→ **TASK DIRECTIONS**
An unchanged copy of each entry below is needed; keep the pictures out of it.

→ **STORED DATA**
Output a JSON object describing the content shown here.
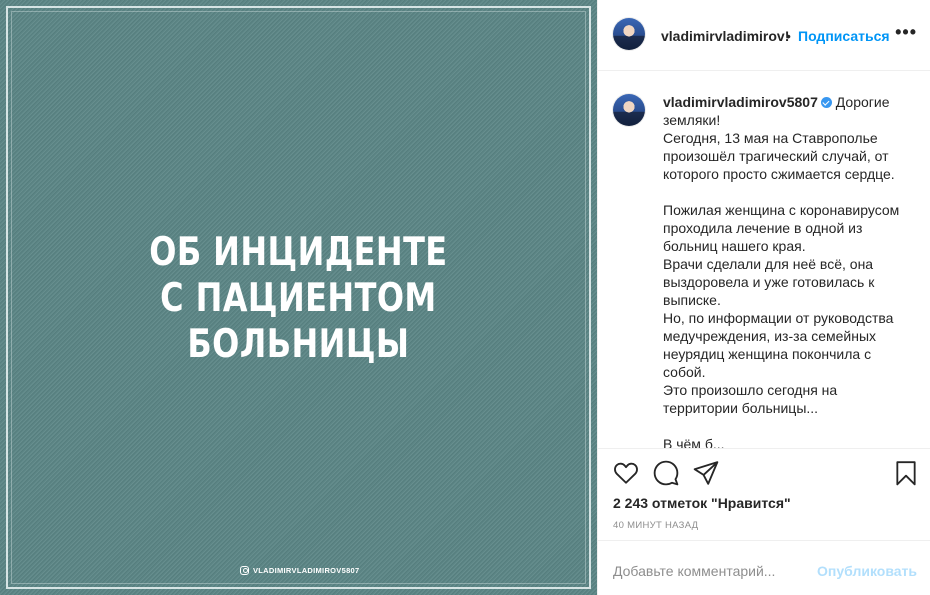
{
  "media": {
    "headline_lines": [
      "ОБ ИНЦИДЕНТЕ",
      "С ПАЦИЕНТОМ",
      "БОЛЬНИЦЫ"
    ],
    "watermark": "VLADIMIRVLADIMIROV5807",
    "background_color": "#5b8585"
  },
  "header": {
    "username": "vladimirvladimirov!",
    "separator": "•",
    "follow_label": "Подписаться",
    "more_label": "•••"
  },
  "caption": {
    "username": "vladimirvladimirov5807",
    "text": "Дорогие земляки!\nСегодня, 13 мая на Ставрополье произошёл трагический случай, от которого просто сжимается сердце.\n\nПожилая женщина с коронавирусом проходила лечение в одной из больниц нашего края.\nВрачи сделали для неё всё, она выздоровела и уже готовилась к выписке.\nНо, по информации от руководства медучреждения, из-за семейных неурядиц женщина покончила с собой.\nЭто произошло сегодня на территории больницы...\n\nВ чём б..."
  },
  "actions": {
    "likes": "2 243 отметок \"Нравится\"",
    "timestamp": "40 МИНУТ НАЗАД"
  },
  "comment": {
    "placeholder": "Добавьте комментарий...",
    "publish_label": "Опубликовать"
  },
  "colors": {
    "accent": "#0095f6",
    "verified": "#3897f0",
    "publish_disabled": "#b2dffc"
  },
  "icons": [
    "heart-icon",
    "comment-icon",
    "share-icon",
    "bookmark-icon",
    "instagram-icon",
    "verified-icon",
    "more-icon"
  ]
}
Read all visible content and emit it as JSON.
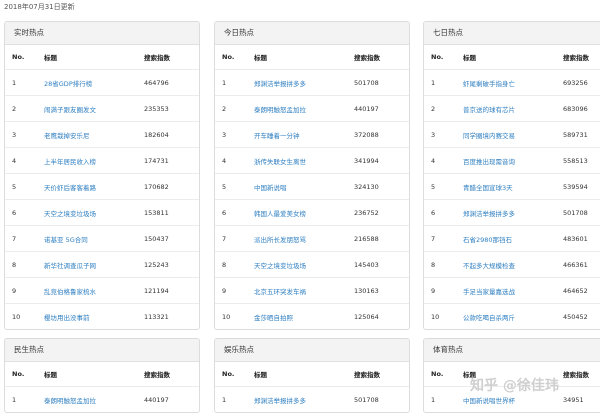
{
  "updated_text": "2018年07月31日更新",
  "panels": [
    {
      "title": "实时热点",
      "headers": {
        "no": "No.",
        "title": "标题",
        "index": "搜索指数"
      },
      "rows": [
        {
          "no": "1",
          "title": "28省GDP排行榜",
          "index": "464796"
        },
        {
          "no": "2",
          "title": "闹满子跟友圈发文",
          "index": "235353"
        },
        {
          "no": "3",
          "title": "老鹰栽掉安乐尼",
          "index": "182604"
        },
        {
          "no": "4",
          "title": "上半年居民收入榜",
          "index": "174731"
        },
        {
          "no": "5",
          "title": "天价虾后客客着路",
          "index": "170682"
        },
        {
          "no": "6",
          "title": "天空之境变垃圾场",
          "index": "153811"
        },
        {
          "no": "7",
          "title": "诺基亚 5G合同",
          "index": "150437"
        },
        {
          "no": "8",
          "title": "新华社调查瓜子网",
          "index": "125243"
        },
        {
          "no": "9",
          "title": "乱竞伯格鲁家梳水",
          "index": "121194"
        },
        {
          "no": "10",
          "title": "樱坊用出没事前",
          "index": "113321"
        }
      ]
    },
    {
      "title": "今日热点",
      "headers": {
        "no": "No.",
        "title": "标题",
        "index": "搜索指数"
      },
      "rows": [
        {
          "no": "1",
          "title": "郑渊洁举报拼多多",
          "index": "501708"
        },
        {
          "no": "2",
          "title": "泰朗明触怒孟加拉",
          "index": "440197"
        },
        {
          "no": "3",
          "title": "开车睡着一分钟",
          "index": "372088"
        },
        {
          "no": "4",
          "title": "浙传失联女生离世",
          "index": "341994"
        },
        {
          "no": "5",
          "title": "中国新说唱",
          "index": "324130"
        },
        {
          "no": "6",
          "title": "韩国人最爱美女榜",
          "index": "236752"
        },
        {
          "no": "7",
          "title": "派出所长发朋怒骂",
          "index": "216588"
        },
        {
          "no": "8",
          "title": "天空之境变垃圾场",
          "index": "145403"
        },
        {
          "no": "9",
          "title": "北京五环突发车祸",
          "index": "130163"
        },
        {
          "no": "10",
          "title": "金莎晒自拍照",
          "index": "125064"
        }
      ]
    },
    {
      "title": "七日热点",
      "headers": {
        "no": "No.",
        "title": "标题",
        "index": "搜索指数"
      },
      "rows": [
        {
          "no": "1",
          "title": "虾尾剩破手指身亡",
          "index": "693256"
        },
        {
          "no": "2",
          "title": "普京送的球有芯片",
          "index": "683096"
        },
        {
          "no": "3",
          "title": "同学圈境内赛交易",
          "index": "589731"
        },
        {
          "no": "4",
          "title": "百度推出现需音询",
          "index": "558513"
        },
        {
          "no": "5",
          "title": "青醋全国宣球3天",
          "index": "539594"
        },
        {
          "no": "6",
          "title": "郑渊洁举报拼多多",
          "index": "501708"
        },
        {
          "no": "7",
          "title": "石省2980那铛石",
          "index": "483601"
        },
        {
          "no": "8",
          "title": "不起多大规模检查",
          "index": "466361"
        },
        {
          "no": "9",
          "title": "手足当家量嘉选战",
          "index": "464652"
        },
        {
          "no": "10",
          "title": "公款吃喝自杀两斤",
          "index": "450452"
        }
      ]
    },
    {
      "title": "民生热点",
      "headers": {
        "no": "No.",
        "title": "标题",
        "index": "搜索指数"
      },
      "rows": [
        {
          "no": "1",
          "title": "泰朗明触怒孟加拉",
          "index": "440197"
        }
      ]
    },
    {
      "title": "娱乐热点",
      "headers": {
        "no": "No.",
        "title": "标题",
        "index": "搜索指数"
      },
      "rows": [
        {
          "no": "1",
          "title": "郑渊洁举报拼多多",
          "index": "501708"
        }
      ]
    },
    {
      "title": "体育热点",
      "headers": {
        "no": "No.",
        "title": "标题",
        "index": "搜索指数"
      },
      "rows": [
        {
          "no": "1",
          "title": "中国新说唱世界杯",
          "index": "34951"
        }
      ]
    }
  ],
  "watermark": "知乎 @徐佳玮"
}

→ **EXERCISE RESULT**
Output a JSON object describing the content shown here.
{
  "media": {
    "headline_lines": [
      "ОБ ИНЦИДЕНТЕ",
      "С ПАЦИЕНТОМ",
      "БОЛЬНИЦЫ"
    ],
    "watermark": "VLADIMIRVLADIMIROV5807",
    "background_color": "#5b8585"
  },
  "header": {
    "username": "vladimirvladimirov!",
    "separator": "•",
    "follow_label": "Подписаться",
    "more_label": "•••"
  },
  "caption": {
    "username": "vladimirvladimirov5807",
    "text": "Дорогие земляки!\nСегодня, 13 мая на Ставрополье произошёл трагический случай, от которого просто сжимается сердце.\n\nПожилая женщина с коронавирусом проходила лечение в одной из больниц нашего края.\nВрачи сделали для неё всё, она выздоровела и уже готовилась к выписке.\nНо, по информации от руководства медучреждения, из-за семейных неурядиц женщина покончила с собой.\nЭто произошло сегодня на территории больницы...\n\nВ чём б..."
  },
  "actions": {
    "likes": "2 243 отметок \"Нравится\"",
    "timestamp": "40 МИНУТ НАЗАД"
  },
  "comment": {
    "placeholder": "Добавьте комментарий...",
    "publish_label": "Опубликовать"
  },
  "colors": {
    "accent": "#0095f6",
    "verified": "#3897f0",
    "publish_disabled": "#b2dffc"
  },
  "icons": [
    "heart-icon",
    "comment-icon",
    "share-icon",
    "bookmark-icon",
    "instagram-icon",
    "verified-icon",
    "more-icon"
  ]
}
Read all visible content and emit it as JSON.
{
  "updated_text": "2018年07月31日更新",
  "panels": [
    {
      "title": "实时热点",
      "headers": {
        "no": "No.",
        "title": "标题",
        "index": "搜索指数"
      },
      "rows": [
        {
          "no": "1",
          "title": "28省GDP排行榜",
          "index": "464796"
        },
        {
          "no": "2",
          "title": "闹满子跟友圈发文",
          "index": "235353"
        },
        {
          "no": "3",
          "title": "老鹰栽掉安乐尼",
          "index": "182604"
        },
        {
          "no": "4",
          "title": "上半年居民收入榜",
          "index": "174731"
        },
        {
          "no": "5",
          "title": "天价虾后客客着路",
          "index": "170682"
        },
        {
          "no": "6",
          "title": "天空之境变垃圾场",
          "index": "153811"
        },
        {
          "no": "7",
          "title": "诺基亚 5G合同",
          "index": "150437"
        },
        {
          "no": "8",
          "title": "新华社调查瓜子网",
          "index": "125243"
        },
        {
          "no": "9",
          "title": "乱竞伯格鲁家梳水",
          "index": "121194"
        },
        {
          "no": "10",
          "title": "樱坊用出没事前",
          "index": "113321"
        }
      ]
    },
    {
      "title": "今日热点",
      "headers": {
        "no": "No.",
        "title": "标题",
        "index": "搜索指数"
      },
      "rows": [
        {
          "no": "1",
          "title": "郑渊洁举报拼多多",
          "index": "501708"
        },
        {
          "no": "2",
          "title": "泰朗明触怒孟加拉",
          "index": "440197"
        },
        {
          "no": "3",
          "title": "开车睡着一分钟",
          "index": "372088"
        },
        {
          "no": "4",
          "title": "浙传失联女生离世",
          "index": "341994"
        },
        {
          "no": "5",
          "title": "中国新说唱",
          "index": "324130"
        },
        {
          "no": "6",
          "title": "韩国人最爱美女榜",
          "index": "236752"
        },
        {
          "no": "7",
          "title": "派出所长发朋怒骂",
          "index": "216588"
        },
        {
          "no": "8",
          "title": "天空之境变垃圾场",
          "index": "145403"
        },
        {
          "no": "9",
          "title": "北京五环突发车祸",
          "index": "130163"
        },
        {
          "no": "10",
          "title": "金莎晒自拍照",
          "index": "125064"
        }
      ]
    },
    {
      "title": "七日热点",
      "headers": {
        "no": "No.",
        "title": "标题",
        "index": "搜索指数"
      },
      "rows": [
        {
          "no": "1",
          "title": "虾尾剩破手指身亡",
          "index": "693256"
        },
        {
          "no": "2",
          "title": "普京送的球有芯片",
          "index": "683096"
        },
        {
          "no": "3",
          "title": "同学圈境内赛交易",
          "index": "589731"
        },
        {
          "no": "4",
          "title": "百度推出现需音询",
          "index": "558513"
        },
        {
          "no": "5",
          "title": "青醋全国宣球3天",
          "index": "539594"
        },
        {
          "no": "6",
          "title": "郑渊洁举报拼多多",
          "index": "501708"
        },
        {
          "no": "7",
          "title": "石省2980那铛石",
          "index": "483601"
        },
        {
          "no": "8",
          "title": "不起多大规模检查",
          "index": "466361"
        },
        {
          "no": "9",
          "title": "手足当家量嘉选战",
          "index": "464652"
        },
        {
          "no": "10",
          "title": "公款吃喝自杀两斤",
          "index": "450452"
        }
      ]
    },
    {
      "title": "民生热点",
      "headers": {
        "no": "No.",
        "title": "标题",
        "index": "搜索指数"
      },
      "rows": [
        {
          "no": "1",
          "title": "泰朗明触怒孟加拉",
          "index": "440197"
        }
      ]
    },
    {
      "title": "娱乐热点",
      "headers": {
        "no": "No.",
        "title": "标题",
        "index": "搜索指数"
      },
      "rows": [
        {
          "no": "1",
          "title": "郑渊洁举报拼多多",
          "index": "501708"
        }
      ]
    },
    {
      "title": "体育热点",
      "headers": {
        "no": "No.",
        "title": "标题",
        "index": "搜索指数"
      },
      "rows": [
        {
          "no": "1",
          "title": "中国新说唱世界杯",
          "index": "34951"
        }
      ]
    }
  ],
  "watermark": "知乎 @徐佳玮"
}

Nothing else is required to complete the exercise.